Next consider the mounting or anchoring system a worklight uses. Many options come with tall stands that can help direct light about a workspace or shine down into the hood of a car, while others are designed to perch on the ground and are stable and resilient even when jostled. Still other LED lights feature powerful magnets that allow them to be placed on pipes, on a vehicle's body, and so forth.
Finally, consider the power source an LED light uses. For the campsite or the worker whose occupation brings him out into the woods or to the roadside, a battery-powered unit is a must have. For the construction professional, an AC-powered device might make much more sense, as it will never run out of energy.
A Few Words On Properties of Light
If you are committed to purchasing the right LED light for illuminating your work or hobbies, you need to have at least a rudimentary understanding of a few key aspects of illumination.
First and foremost, the term LED is an acronym for Light Emitting Diode. These elegantly simple semiconductor devices work by emitting photons, the basic light particle, when the right electrical charge is passed between the two components of a P-N junction. Light is, effectively, the welcome byproduct of a controlled electrical reaction.
The basic unit of measuring the brightness of a light is the lumen. Simply stated, the more lumens a light produces, the brighter that light is. As most of us remain more familiar with the traditional output ratings associated with incandescent bulbs, a quick comparison is warranted. The brightness of a standard 100-watt bulb is matched by LEDs producing around 1,600 lumens. A 75-watt bulb creates about 1,100 lumens, and a 40-watt bulb some 450 lumens.
As many LED work lights produce as much as 5,000 lumen outputs, suitable for replacing multiple large incandescent lightbulbs, their merit as effective and efficient is beyond doubt. But the type of light LEDs produce is also different than many other bulbs, and that too demands a bit of explanation.

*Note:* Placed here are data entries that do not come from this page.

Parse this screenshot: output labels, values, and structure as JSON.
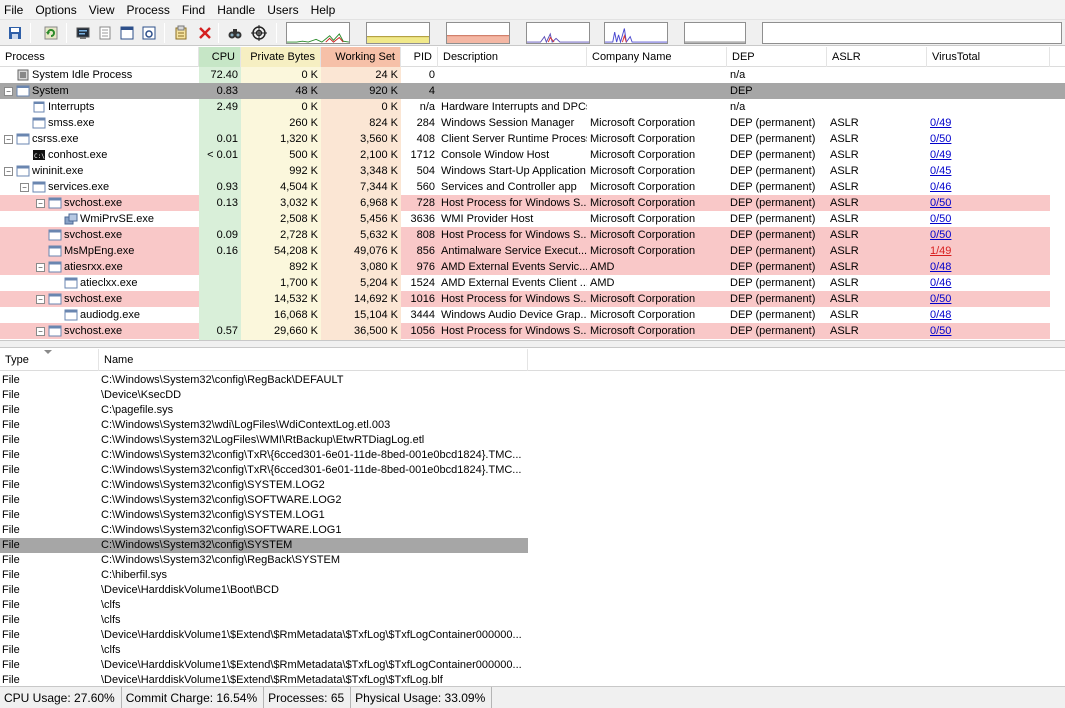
{
  "menu": [
    "File",
    "Options",
    "View",
    "Process",
    "Find",
    "Handle",
    "Users",
    "Help"
  ],
  "toolbar": {
    "buttons": [
      "save-icon",
      "refresh-icon",
      "system-info-icon",
      "properties-icon",
      "window-icon",
      "find-window-icon",
      "process-properties-icon",
      "kill-icon",
      "find-icon",
      "target-icon"
    ]
  },
  "process_table": {
    "columns": [
      "Process",
      "CPU",
      "Private Bytes",
      "Working Set",
      "PID",
      "Description",
      "Company Name",
      "DEP",
      "ASLR",
      "VirusTotal"
    ],
    "colors": {
      "cpu_col": "#d9efd9",
      "private_col": "#fbf7dc",
      "working_col": "#fbe6d4",
      "cpu_header": "#c6e6c6",
      "private_header": "#f6efc2",
      "working_header": "#f6c0a8",
      "service_row": "#f9c8c8",
      "selected_row": "#a6a6a6"
    },
    "rows": [
      {
        "name": "System Idle Process",
        "toggle": "",
        "icon": "cpu-icon",
        "cpu": "72.40",
        "private": "0 K",
        "working": "24 K",
        "pid": "0",
        "description": "",
        "company": "",
        "dep": "n/a",
        "aslr": "",
        "vt": "",
        "style": "normal"
      },
      {
        "name": "System",
        "toggle": "−",
        "icon": "system-icon",
        "cpu": "0.83",
        "private": "48 K",
        "working": "920 K",
        "pid": "4",
        "description": "",
        "company": "",
        "dep": "DEP",
        "aslr": "",
        "vt": "",
        "style": "selected"
      },
      {
        "name": "Interrupts",
        "toggle": "",
        "icon": "interrupts-icon",
        "cpu": "2.49",
        "private": "0 K",
        "working": "0 K",
        "pid": "n/a",
        "description": "Hardware Interrupts and DPCs",
        "company": "",
        "dep": "n/a",
        "aslr": "",
        "vt": "",
        "style": "normal"
      },
      {
        "name": "smss.exe",
        "toggle": "",
        "icon": "exe-icon",
        "cpu": "",
        "private": "260 K",
        "working": "824 K",
        "pid": "284",
        "description": "Windows Session Manager",
        "company": "Microsoft Corporation",
        "dep": "DEP (permanent)",
        "aslr": "ASLR",
        "vt": "0/49",
        "style": "normal"
      },
      {
        "name": "csrss.exe",
        "toggle": "−",
        "icon": "exe-icon",
        "cpu": "0.01",
        "private": "1,320 K",
        "working": "3,560 K",
        "pid": "408",
        "description": "Client Server Runtime Process",
        "company": "Microsoft Corporation",
        "dep": "DEP (permanent)",
        "aslr": "ASLR",
        "vt": "0/50",
        "style": "normal"
      },
      {
        "name": "conhost.exe",
        "toggle": "",
        "icon": "console-icon",
        "cpu": "< 0.01",
        "private": "500 K",
        "working": "2,100 K",
        "pid": "1712",
        "description": "Console Window Host",
        "company": "Microsoft Corporation",
        "dep": "DEP (permanent)",
        "aslr": "ASLR",
        "vt": "0/49",
        "style": "normal"
      },
      {
        "name": "wininit.exe",
        "toggle": "−",
        "icon": "exe-icon",
        "cpu": "",
        "private": "992 K",
        "working": "3,348 K",
        "pid": "504",
        "description": "Windows Start-Up Application",
        "company": "Microsoft Corporation",
        "dep": "DEP (permanent)",
        "aslr": "ASLR",
        "vt": "0/45",
        "style": "normal"
      },
      {
        "name": "services.exe",
        "toggle": "−",
        "icon": "exe-icon",
        "cpu": "0.93",
        "private": "4,504 K",
        "working": "7,344 K",
        "pid": "560",
        "description": "Services and Controller app",
        "company": "Microsoft Corporation",
        "dep": "DEP (permanent)",
        "aslr": "ASLR",
        "vt": "0/46",
        "style": "normal"
      },
      {
        "name": "svchost.exe",
        "toggle": "−",
        "icon": "exe-icon",
        "cpu": "0.13",
        "private": "3,032 K",
        "working": "6,968 K",
        "pid": "728",
        "description": "Host Process for Windows S...",
        "company": "Microsoft Corporation",
        "dep": "DEP (permanent)",
        "aslr": "ASLR",
        "vt": "0/50",
        "style": "service"
      },
      {
        "name": "WmiPrvSE.exe",
        "toggle": "",
        "icon": "wmi-icon",
        "cpu": "",
        "private": "2,508 K",
        "working": "5,456 K",
        "pid": "3636",
        "description": "WMI Provider Host",
        "company": "Microsoft Corporation",
        "dep": "DEP (permanent)",
        "aslr": "ASLR",
        "vt": "0/50",
        "style": "normal"
      },
      {
        "name": "svchost.exe",
        "toggle": "",
        "icon": "exe-icon",
        "cpu": "0.09",
        "private": "2,728 K",
        "working": "5,632 K",
        "pid": "808",
        "description": "Host Process for Windows S...",
        "company": "Microsoft Corporation",
        "dep": "DEP (permanent)",
        "aslr": "ASLR",
        "vt": "0/50",
        "style": "service"
      },
      {
        "name": "MsMpEng.exe",
        "toggle": "",
        "icon": "exe-icon",
        "cpu": "0.16",
        "private": "54,208 K",
        "working": "49,076 K",
        "pid": "856",
        "description": "Antimalware Service Execut...",
        "company": "Microsoft Corporation",
        "dep": "DEP (permanent)",
        "aslr": "ASLR",
        "vt": "1/49",
        "vt_bad": true,
        "style": "service"
      },
      {
        "name": "atiesrxx.exe",
        "toggle": "−",
        "icon": "exe-icon",
        "cpu": "",
        "private": "892 K",
        "working": "3,080 K",
        "pid": "976",
        "description": "AMD External Events Servic...",
        "company": "AMD",
        "dep": "DEP (permanent)",
        "aslr": "ASLR",
        "vt": "0/48",
        "style": "service"
      },
      {
        "name": "atieclxx.exe",
        "toggle": "",
        "icon": "exe-icon",
        "cpu": "",
        "private": "1,700 K",
        "working": "5,204 K",
        "pid": "1524",
        "description": "AMD External Events Client ...",
        "company": "AMD",
        "dep": "DEP (permanent)",
        "aslr": "ASLR",
        "vt": "0/46",
        "style": "normal"
      },
      {
        "name": "svchost.exe",
        "toggle": "−",
        "icon": "exe-icon",
        "cpu": "",
        "private": "14,532 K",
        "working": "14,692 K",
        "pid": "1016",
        "description": "Host Process for Windows S...",
        "company": "Microsoft Corporation",
        "dep": "DEP (permanent)",
        "aslr": "ASLR",
        "vt": "0/50",
        "style": "service"
      },
      {
        "name": "audiodg.exe",
        "toggle": "",
        "icon": "exe-icon",
        "cpu": "",
        "private": "16,068 K",
        "working": "15,104 K",
        "pid": "3444",
        "description": "Windows Audio Device Grap...",
        "company": "Microsoft Corporation",
        "dep": "DEP (permanent)",
        "aslr": "ASLR",
        "vt": "0/48",
        "style": "normal"
      },
      {
        "name": "svchost.exe",
        "toggle": "−",
        "icon": "exe-icon",
        "cpu": "0.57",
        "private": "29,660 K",
        "working": "36,500 K",
        "pid": "1056",
        "description": "Host Process for Windows S...",
        "company": "Microsoft Corporation",
        "dep": "DEP (permanent)",
        "aslr": "ASLR",
        "vt": "0/50",
        "style": "service"
      }
    ]
  },
  "handle_table": {
    "columns": [
      "Type",
      "Name"
    ],
    "rows": [
      {
        "type": "File",
        "name": "C:\\Windows\\System32\\config\\RegBack\\DEFAULT"
      },
      {
        "type": "File",
        "name": "\\Device\\KsecDD"
      },
      {
        "type": "File",
        "name": "C:\\pagefile.sys"
      },
      {
        "type": "File",
        "name": "C:\\Windows\\System32\\wdi\\LogFiles\\WdiContextLog.etl.003"
      },
      {
        "type": "File",
        "name": "C:\\Windows\\System32\\LogFiles\\WMI\\RtBackup\\EtwRTDiagLog.etl"
      },
      {
        "type": "File",
        "name": "C:\\Windows\\System32\\config\\TxR\\{6cced301-6e01-11de-8bed-001e0bcd1824}.TMC..."
      },
      {
        "type": "File",
        "name": "C:\\Windows\\System32\\config\\TxR\\{6cced301-6e01-11de-8bed-001e0bcd1824}.TMC..."
      },
      {
        "type": "File",
        "name": "C:\\Windows\\System32\\config\\SYSTEM.LOG2"
      },
      {
        "type": "File",
        "name": "C:\\Windows\\System32\\config\\SOFTWARE.LOG2"
      },
      {
        "type": "File",
        "name": "C:\\Windows\\System32\\config\\SYSTEM.LOG1"
      },
      {
        "type": "File",
        "name": "C:\\Windows\\System32\\config\\SOFTWARE.LOG1"
      },
      {
        "type": "File",
        "name": "C:\\Windows\\System32\\config\\SYSTEM",
        "selected": true
      },
      {
        "type": "File",
        "name": "C:\\Windows\\System32\\config\\RegBack\\SYSTEM"
      },
      {
        "type": "File",
        "name": "C:\\hiberfil.sys"
      },
      {
        "type": "File",
        "name": "\\Device\\HarddiskVolume1\\Boot\\BCD"
      },
      {
        "type": "File",
        "name": "\\clfs"
      },
      {
        "type": "File",
        "name": "\\clfs"
      },
      {
        "type": "File",
        "name": "\\Device\\HarddiskVolume1\\$Extend\\$RmMetadata\\$TxfLog\\$TxfLogContainer000000..."
      },
      {
        "type": "File",
        "name": "\\clfs"
      },
      {
        "type": "File",
        "name": "\\Device\\HarddiskVolume1\\$Extend\\$RmMetadata\\$TxfLog\\$TxfLogContainer000000..."
      },
      {
        "type": "File",
        "name": "\\Device\\HarddiskVolume1\\$Extend\\$RmMetadata\\$TxfLog\\$TxfLog.blf"
      }
    ],
    "selected_color": "#a6a6a6"
  },
  "status": {
    "cpu": "CPU Usage: 27.60%",
    "commit": "Commit Charge: 16.54%",
    "processes": "Processes: 65",
    "physical": "Physical Usage: 33.09%"
  }
}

Light color temperature is typically measured in degrees on the Kelvin scale, which abbreviated as K. Softer, "warmer" light that gives off a yellow-orange glow is rated lower on the scale, in the 2000K to 3000K range. Brighter, "cole" light is usually somewhere between 4500 and 6500K. Lights with a higher color temperature can seem harsh to some eyes, but in fact they come closer to approximating the color of sunlight, which is rated at about 5800K. So an LED light with a high lumen output and a high Kelvin rating is often the best bet for productive work after sunset.

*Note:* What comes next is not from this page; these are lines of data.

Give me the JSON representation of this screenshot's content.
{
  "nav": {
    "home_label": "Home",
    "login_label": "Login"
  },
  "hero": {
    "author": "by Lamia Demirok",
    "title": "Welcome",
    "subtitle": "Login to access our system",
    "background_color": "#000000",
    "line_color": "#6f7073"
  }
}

A Bright Idea: Using LED Lights Safely
LED lighting does not get nearly as hot as more traditional illumination sources including standard incandescent and halogen bulbs. Indeed LEDs are celebrated for how cool they stay, with said cooling largely provided by a heat sink built into the base of the bulb. But don't think that LEDs won't warm up at all, for indeed they will.
An intense worklight with a battery of LEDs shining in close proximity will get too hot to safely touch and can produce a fire hazard under certain circumstances. These issues are minor if understood, but potentially serious if not considered. And of course as with any electrical device, considerable caution must be used when an LED worklight is anywhere near water.

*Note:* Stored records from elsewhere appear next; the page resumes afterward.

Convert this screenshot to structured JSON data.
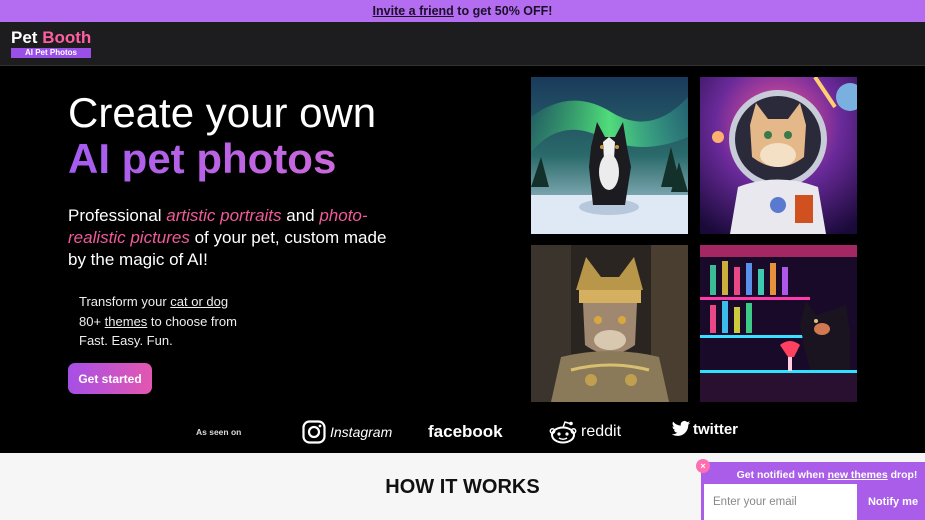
{
  "promo": {
    "link_text": "Invite a friend",
    "rest_text": " to get 50% OFF!"
  },
  "nav": {
    "logo_pet": "Pet",
    "logo_booth": "Booth",
    "logo_sub": "AI Pet Photos"
  },
  "hero": {
    "title_line1": "Create your own",
    "title_line2": "AI pet photos",
    "desc_part1": "Professional ",
    "desc_em1": "artistic portraits",
    "desc_part2": " and ",
    "desc_em2": "photo-realistic pictures",
    "desc_part3": " of your pet, custom made by the magic of AI!",
    "features": [
      {
        "prefix": "Transform your ",
        "link": "cat or dog",
        "suffix": ""
      },
      {
        "prefix": "80+ ",
        "link": "themes",
        "suffix": " to choose from"
      },
      {
        "prefix": "Fast. Easy. Fun.",
        "link": "",
        "suffix": ""
      }
    ],
    "cta_label": "Get started"
  },
  "gallery": {
    "images": [
      {
        "icon": "dog-aurora-photo"
      },
      {
        "icon": "cat-astronaut-photo"
      },
      {
        "icon": "cat-knight-photo"
      },
      {
        "icon": "dog-neon-bar-photo"
      }
    ]
  },
  "seen_on": {
    "label": "As seen on",
    "brands": [
      "Instagram",
      "facebook",
      "reddit",
      "twitter"
    ]
  },
  "how_it_works": {
    "title": "HOW IT WORKS"
  },
  "notify": {
    "close": "×",
    "title_prefix": "Get notified when ",
    "title_link": "new themes",
    "title_suffix": " drop!",
    "email_placeholder": "Enter your email",
    "button_label": "Notify me"
  },
  "colors": {
    "promo": "#b46cf0",
    "accent_pink": "#f05a9a",
    "accent_purple": "#a55cf0",
    "nav_bg": "#1d1d1f"
  }
}
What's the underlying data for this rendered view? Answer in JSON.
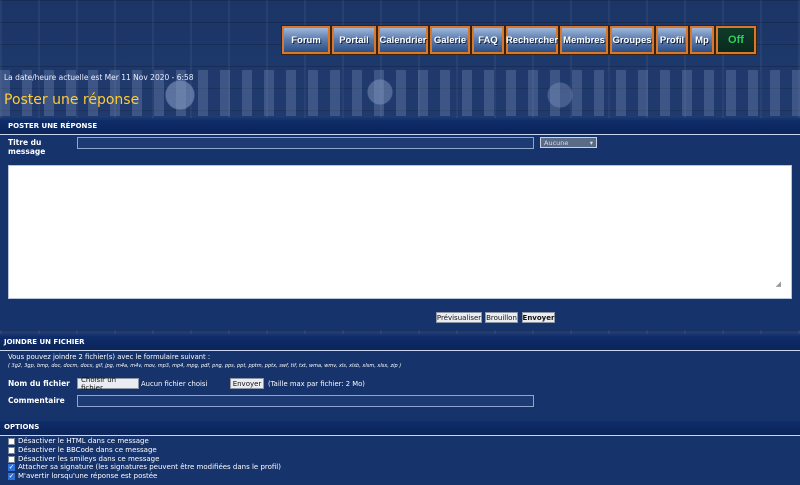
{
  "nav": {
    "items": [
      "Forum",
      "Portail",
      "Calendrier",
      "Galerie",
      "FAQ",
      "Rechercher",
      "Membres",
      "Groupes",
      "Profil",
      "Mp",
      "Off"
    ]
  },
  "header": {
    "date_text": "La date/heure actuelle est Mer 11 Nov 2020 - 6:58",
    "page_title": "Poster une réponse"
  },
  "post_section": {
    "title": "POSTER UNE RÉPONSE",
    "subject_label": "Titre du message",
    "subject_value": "",
    "icon_select_value": "Aucune",
    "message_value": ""
  },
  "actions": {
    "preview_label": "Prévisualiser",
    "draft_label": "Brouillon",
    "send_label": "Envoyer"
  },
  "attach_section": {
    "title": "JOINDRE UN FICHIER",
    "intro": "Vous pouvez joindre 2 fichier(s) avec le formulaire suivant :",
    "extensions": "( 3g2, 3gp, bmp, doc, docm, docx, gif, jpg, m4a, m4v, mov, mp3, mp4, mpg, pdf, png, pps, ppt, pptm, pptx, swf, tif, txt, wma, wmv, xls, xlsb, xlsm, xlsx, zip )",
    "file_label": "Nom du fichier",
    "choose_button": "Choisir un fichier",
    "no_file": "Aucun fichier choisi",
    "upload_button": "Envoyer",
    "max_size": "(Taille max par fichier: 2 Mo)",
    "comment_label": "Commentaire",
    "comment_value": ""
  },
  "options_section": {
    "title": "OPTIONS",
    "items": [
      {
        "label": "Désactiver le HTML dans ce message",
        "checked": false
      },
      {
        "label": "Désactiver le BBCode dans ce message",
        "checked": false
      },
      {
        "label": "Désactiver les smileys dans ce message",
        "checked": false
      },
      {
        "label": "Attacher sa signature (les signatures peuvent être modifiées dans le profil)",
        "checked": true
      },
      {
        "label": "M'avertir lorsqu'une réponse est postée",
        "checked": true
      }
    ]
  }
}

Beyond the dangers of a burn or a fire, the very brightness for which LEDs are celebrated is also a potential danger: extremely bright light can cause severe damage to the eyes, both with limited acute exposure and with chronic exposure. Always make sure to position worklights where they will not shine into your eyes even in a tangential direction.
The light source should be behind you, not to one side. And position a worklight as far away from your actual area of work as possible while still allowing for suitable illumination; the same LEDs that are harmless when viewed from across a room might be hazardous when glanced at from arm's length.